=== Begin Enclosure ===

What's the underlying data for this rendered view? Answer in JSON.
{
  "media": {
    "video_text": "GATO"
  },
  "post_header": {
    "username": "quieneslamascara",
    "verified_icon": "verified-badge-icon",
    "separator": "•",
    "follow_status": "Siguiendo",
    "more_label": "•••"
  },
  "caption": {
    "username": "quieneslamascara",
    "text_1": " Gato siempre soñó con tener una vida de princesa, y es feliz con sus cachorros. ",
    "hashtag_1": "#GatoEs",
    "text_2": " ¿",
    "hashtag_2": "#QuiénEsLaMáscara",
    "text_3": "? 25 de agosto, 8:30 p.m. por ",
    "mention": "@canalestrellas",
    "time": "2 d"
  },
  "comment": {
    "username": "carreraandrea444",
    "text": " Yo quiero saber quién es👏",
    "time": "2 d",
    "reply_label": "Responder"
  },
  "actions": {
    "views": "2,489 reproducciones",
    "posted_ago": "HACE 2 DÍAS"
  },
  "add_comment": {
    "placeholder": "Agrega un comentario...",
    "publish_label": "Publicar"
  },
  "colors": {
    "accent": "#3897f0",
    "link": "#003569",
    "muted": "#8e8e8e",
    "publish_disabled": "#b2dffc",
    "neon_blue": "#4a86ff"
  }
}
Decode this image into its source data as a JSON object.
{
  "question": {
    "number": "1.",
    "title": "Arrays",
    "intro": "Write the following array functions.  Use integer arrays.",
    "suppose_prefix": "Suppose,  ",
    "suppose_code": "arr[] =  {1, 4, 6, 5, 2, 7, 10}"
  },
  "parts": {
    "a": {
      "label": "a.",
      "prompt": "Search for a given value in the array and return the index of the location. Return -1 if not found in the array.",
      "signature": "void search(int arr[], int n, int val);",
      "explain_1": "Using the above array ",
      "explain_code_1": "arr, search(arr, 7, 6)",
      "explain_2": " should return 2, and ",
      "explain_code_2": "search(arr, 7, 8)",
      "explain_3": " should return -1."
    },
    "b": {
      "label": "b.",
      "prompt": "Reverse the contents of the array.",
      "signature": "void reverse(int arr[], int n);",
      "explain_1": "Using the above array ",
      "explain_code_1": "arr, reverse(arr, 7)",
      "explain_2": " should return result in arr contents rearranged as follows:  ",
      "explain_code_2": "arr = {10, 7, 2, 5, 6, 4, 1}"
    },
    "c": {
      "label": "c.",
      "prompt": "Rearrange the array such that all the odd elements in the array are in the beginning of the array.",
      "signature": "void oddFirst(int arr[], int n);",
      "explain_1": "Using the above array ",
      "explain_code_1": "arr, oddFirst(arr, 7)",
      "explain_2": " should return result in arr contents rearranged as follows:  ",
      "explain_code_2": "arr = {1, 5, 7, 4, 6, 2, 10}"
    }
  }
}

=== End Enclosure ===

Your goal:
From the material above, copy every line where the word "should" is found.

Written answer:
      "explain_2": " should return 2, and ",
      "explain_3": " should return -1."
      "explain_2": " should return result in arr contents rearranged as follows:  ",
      "explain_2": " should return result in arr contents rearranged as follows:  ",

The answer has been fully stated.